• Task statement: In the data below, which lines hold the word "value"? Copy them.

[Excerpts from an interface dataset]
* * *

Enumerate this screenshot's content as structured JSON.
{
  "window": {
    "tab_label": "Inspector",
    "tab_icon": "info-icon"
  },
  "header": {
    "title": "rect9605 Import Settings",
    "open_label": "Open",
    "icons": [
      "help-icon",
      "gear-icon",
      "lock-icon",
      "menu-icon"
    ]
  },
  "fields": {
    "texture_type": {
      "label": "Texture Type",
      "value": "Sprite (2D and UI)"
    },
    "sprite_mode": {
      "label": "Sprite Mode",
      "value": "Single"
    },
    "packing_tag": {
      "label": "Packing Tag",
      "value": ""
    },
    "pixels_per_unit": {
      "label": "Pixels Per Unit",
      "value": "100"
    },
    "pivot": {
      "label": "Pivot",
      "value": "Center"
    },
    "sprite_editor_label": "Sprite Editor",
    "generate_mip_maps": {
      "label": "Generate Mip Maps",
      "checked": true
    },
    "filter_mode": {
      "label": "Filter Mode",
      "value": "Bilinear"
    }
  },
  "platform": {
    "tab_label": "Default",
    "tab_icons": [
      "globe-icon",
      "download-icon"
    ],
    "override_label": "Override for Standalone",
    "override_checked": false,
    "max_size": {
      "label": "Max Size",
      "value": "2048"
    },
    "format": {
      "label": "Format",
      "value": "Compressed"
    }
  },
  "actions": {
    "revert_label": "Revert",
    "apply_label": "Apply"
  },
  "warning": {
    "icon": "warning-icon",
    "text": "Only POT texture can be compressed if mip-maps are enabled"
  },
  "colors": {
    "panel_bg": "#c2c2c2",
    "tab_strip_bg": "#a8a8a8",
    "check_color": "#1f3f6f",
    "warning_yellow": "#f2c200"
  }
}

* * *

• Expected output:
      "value": "Sprite (2D and UI)"
      "value": "Single"
      "value": ""
      "value": "100"
      "value": "Center"
      "value": "Bilinear"
      "value": "2048"
      "value": "Compressed"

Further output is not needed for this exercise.